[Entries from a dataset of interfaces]
>>>>>

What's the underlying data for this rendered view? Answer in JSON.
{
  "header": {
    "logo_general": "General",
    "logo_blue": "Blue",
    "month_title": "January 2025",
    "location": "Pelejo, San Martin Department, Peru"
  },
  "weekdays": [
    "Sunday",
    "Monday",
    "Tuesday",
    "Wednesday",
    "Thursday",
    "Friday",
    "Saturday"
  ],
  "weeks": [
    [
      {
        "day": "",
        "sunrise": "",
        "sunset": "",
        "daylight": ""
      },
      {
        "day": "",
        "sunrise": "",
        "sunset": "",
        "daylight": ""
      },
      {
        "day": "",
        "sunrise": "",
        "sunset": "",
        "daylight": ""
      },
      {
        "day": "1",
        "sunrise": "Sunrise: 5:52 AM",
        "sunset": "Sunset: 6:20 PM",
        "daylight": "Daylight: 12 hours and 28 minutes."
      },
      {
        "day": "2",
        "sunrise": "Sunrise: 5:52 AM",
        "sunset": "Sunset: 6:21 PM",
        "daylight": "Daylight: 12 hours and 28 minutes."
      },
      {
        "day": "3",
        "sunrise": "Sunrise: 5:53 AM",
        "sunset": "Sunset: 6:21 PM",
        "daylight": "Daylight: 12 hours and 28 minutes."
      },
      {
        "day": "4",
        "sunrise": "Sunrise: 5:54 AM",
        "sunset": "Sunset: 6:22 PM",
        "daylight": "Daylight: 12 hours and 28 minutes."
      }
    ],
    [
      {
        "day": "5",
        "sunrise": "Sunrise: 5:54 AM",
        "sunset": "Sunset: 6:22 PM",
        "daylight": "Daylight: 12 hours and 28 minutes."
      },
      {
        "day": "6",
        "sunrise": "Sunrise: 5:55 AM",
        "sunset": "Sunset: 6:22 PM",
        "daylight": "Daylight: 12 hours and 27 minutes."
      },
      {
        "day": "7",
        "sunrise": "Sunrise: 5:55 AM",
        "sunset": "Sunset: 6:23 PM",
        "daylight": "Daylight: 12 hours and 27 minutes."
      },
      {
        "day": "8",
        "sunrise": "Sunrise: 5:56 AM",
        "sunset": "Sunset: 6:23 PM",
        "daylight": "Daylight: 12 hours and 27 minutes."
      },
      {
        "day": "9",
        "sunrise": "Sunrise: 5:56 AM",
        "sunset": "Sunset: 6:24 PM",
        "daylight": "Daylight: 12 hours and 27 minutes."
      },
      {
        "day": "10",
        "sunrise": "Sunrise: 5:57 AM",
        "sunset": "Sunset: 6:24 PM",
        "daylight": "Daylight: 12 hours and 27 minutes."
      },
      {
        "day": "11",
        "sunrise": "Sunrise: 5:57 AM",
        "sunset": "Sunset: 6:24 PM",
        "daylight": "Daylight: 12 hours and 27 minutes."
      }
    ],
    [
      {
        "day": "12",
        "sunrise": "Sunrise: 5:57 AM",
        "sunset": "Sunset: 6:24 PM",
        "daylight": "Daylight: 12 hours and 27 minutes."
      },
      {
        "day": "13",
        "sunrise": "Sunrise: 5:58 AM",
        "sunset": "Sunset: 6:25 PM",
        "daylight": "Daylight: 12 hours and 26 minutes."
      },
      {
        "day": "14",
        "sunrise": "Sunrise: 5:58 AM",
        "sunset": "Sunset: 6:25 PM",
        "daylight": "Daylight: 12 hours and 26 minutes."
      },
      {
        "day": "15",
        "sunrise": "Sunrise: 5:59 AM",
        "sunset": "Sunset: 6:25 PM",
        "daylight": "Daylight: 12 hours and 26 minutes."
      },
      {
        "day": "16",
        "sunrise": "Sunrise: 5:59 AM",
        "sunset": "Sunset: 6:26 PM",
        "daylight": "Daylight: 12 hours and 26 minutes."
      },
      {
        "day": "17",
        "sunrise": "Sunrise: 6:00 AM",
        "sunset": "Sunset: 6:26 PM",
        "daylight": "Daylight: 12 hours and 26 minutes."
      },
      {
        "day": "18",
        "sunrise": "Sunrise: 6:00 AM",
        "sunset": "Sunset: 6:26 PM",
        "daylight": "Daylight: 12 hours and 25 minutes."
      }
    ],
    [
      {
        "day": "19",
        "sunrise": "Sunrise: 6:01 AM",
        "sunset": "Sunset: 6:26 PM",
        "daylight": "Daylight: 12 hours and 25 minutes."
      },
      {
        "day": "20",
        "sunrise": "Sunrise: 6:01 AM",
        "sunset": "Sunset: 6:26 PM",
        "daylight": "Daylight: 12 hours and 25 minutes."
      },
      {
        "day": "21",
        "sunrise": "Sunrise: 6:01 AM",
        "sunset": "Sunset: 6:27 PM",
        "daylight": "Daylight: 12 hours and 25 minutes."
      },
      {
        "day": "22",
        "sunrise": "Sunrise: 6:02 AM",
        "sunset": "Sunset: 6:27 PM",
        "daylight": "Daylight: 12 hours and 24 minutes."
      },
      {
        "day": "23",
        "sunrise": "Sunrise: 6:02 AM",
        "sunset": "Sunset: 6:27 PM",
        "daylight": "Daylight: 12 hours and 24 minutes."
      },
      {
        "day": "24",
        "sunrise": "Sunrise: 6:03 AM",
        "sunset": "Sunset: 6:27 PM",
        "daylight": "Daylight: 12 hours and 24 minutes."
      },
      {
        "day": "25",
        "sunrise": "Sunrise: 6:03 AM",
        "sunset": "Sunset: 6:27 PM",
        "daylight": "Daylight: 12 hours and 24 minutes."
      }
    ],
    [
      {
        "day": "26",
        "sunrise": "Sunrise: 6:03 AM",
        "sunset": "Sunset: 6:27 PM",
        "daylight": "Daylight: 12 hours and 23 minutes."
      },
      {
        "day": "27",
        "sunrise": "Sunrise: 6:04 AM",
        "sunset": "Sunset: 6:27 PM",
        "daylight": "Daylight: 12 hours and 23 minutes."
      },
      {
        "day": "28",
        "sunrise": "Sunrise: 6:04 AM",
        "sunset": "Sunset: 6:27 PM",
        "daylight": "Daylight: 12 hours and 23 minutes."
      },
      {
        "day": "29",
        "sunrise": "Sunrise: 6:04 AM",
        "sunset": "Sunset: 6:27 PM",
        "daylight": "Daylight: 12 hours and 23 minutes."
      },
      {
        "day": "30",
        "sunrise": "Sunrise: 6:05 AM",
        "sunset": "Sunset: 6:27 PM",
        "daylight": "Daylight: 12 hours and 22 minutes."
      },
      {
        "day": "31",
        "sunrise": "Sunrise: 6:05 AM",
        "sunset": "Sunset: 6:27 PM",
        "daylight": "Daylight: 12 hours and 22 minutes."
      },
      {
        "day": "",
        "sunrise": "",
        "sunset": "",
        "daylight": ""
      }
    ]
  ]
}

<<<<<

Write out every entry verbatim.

Response =>
What's the underlying data for this rendered view? Answer in JSON.
{
  "header": {
    "logo_general": "General",
    "logo_blue": "Blue",
    "month_title": "January 2025",
    "location": "Pelejo, San Martin Department, Peru"
  },
  "weekdays": [
    "Sunday",
    "Monday",
    "Tuesday",
    "Wednesday",
    "Thursday",
    "Friday",
    "Saturday"
  ],
  "weeks": [
    [
      {
        "day": "",
        "sunrise": "",
        "sunset": "",
        "daylight": ""
      },
      {
        "day": "",
        "sunrise": "",
        "sunset": "",
        "daylight": ""
      },
      {
        "day": "",
        "sunrise": "",
        "sunset": "",
        "daylight": ""
      },
      {
        "day": "1",
        "sunrise": "Sunrise: 5:52 AM",
        "sunset": "Sunset: 6:20 PM",
        "daylight": "Daylight: 12 hours and 28 minutes."
      },
      {
        "day": "2",
        "sunrise": "Sunrise: 5:52 AM",
        "sunset": "Sunset: 6:21 PM",
        "daylight": "Daylight: 12 hours and 28 minutes."
      },
      {
        "day": "3",
        "sunrise": "Sunrise: 5:53 AM",
        "sunset": "Sunset: 6:21 PM",
        "daylight": "Daylight: 12 hours and 28 minutes."
      },
      {
        "day": "4",
        "sunrise": "Sunrise: 5:54 AM",
        "sunset": "Sunset: 6:22 PM",
        "daylight": "Daylight: 12 hours and 28 minutes."
      }
    ],
    [
      {
        "day": "5",
        "sunrise": "Sunrise: 5:54 AM",
        "sunset": "Sunset: 6:22 PM",
        "daylight": "Daylight: 12 hours and 28 minutes."
      },
      {
        "day": "6",
        "sunrise": "Sunrise: 5:55 AM",
        "sunset": "Sunset: 6:22 PM",
        "daylight": "Daylight: 12 hours and 27 minutes."
      },
      {
        "day": "7",
        "sunrise": "Sunrise: 5:55 AM",
        "sunset": "Sunset: 6:23 PM",
        "daylight": "Daylight: 12 hours and 27 minutes."
      },
      {
        "day": "8",
        "sunrise": "Sunrise: 5:56 AM",
        "sunset": "Sunset: 6:23 PM",
        "daylight": "Daylight: 12 hours and 27 minutes."
      },
      {
        "day": "9",
        "sunrise": "Sunrise: 5:56 AM",
        "sunset": "Sunset: 6:24 PM",
        "daylight": "Daylight: 12 hours and 27 minutes."
      },
      {
        "day": "10",
        "sunrise": "Sunrise: 5:57 AM",
        "sunset": "Sunset: 6:24 PM",
        "daylight": "Daylight: 12 hours and 27 minutes."
      },
      {
        "day": "11",
        "sunrise": "Sunrise: 5:57 AM",
        "sunset": "Sunset: 6:24 PM",
        "daylight": "Daylight: 12 hours and 27 minutes."
      }
    ],
    [
      {
        "day": "12",
        "sunrise": "Sunrise: 5:57 AM",
        "sunset": "Sunset: 6:24 PM",
        "daylight": "Daylight: 12 hours and 27 minutes."
      },
      {
        "day": "13",
        "sunrise": "Sunrise: 5:58 AM",
        "sunset": "Sunset: 6:25 PM",
        "daylight": "Daylight: 12 hours and 26 minutes."
      },
      {
        "day": "14",
        "sunrise": "Sunrise: 5:58 AM",
        "sunset": "Sunset: 6:25 PM",
        "daylight": "Daylight: 12 hours and 26 minutes."
      },
      {
        "day": "15",
        "sunrise": "Sunrise: 5:59 AM",
        "sunset": "Sunset: 6:25 PM",
        "daylight": "Daylight: 12 hours and 26 minutes."
      },
      {
        "day": "16",
        "sunrise": "Sunrise: 5:59 AM",
        "sunset": "Sunset: 6:26 PM",
        "daylight": "Daylight: 12 hours and 26 minutes."
      },
      {
        "day": "17",
        "sunrise": "Sunrise: 6:00 AM",
        "sunset": "Sunset: 6:26 PM",
        "daylight": "Daylight: 12 hours and 26 minutes."
      },
      {
        "day": "18",
        "sunrise": "Sunrise: 6:00 AM",
        "sunset": "Sunset: 6:26 PM",
        "daylight": "Daylight: 12 hours and 25 minutes."
      }
    ],
    [
      {
        "day": "19",
        "sunrise": "Sunrise: 6:01 AM",
        "sunset": "Sunset: 6:26 PM",
        "daylight": "Daylight: 12 hours and 25 minutes."
      },
      {
        "day": "20",
        "sunrise": "Sunrise: 6:01 AM",
        "sunset": "Sunset: 6:26 PM",
        "daylight": "Daylight: 12 hours and 25 minutes."
      },
      {
        "day": "21",
        "sunrise": "Sunrise: 6:01 AM",
        "sunset": "Sunset: 6:27 PM",
        "daylight": "Daylight: 12 hours and 25 minutes."
      },
      {
        "day": "22",
        "sunrise": "Sunrise: 6:02 AM",
        "sunset": "Sunset: 6:27 PM",
        "daylight": "Daylight: 12 hours and 24 minutes."
      },
      {
        "day": "23",
        "sunrise": "Sunrise: 6:02 AM",
        "sunset": "Sunset: 6:27 PM",
        "daylight": "Daylight: 12 hours and 24 minutes."
      },
      {
        "day": "24",
        "sunrise": "Sunrise: 6:03 AM",
        "sunset": "Sunset: 6:27 PM",
        "daylight": "Daylight: 12 hours and 24 minutes."
      },
      {
        "day": "25",
        "sunrise": "Sunrise: 6:03 AM",
        "sunset": "Sunset: 6:27 PM",
        "daylight": "Daylight: 12 hours and 24 minutes."
      }
    ],
    [
      {
        "day": "26",
        "sunrise": "Sunrise: 6:03 AM",
        "sunset": "Sunset: 6:27 PM",
        "daylight": "Daylight: 12 hours and 23 minutes."
      },
      {
        "day": "27",
        "sunrise": "Sunrise: 6:04 AM",
        "sunset": "Sunset: 6:27 PM",
        "daylight": "Daylight: 12 hours and 23 minutes."
      },
      {
        "day": "28",
        "sunrise": "Sunrise: 6:04 AM",
        "sunset": "Sunset: 6:27 PM",
        "daylight": "Daylight: 12 hours and 23 minutes."
      },
      {
        "day": "29",
        "sunrise": "Sunrise: 6:04 AM",
        "sunset": "Sunset: 6:27 PM",
        "daylight": "Daylight: 12 hours and 23 minutes."
      },
      {
        "day": "30",
        "sunrise": "Sunrise: 6:05 AM",
        "sunset": "Sunset: 6:27 PM",
        "daylight": "Daylight: 12 hours and 22 minutes."
      },
      {
        "day": "31",
        "sunrise": "Sunrise: 6:05 AM",
        "sunset": "Sunset: 6:27 PM",
        "daylight": "Daylight: 12 hours and 22 minutes."
      },
      {
        "day": "",
        "sunrise": "",
        "sunset": "",
        "daylight": ""
      }
    ]
  ]
}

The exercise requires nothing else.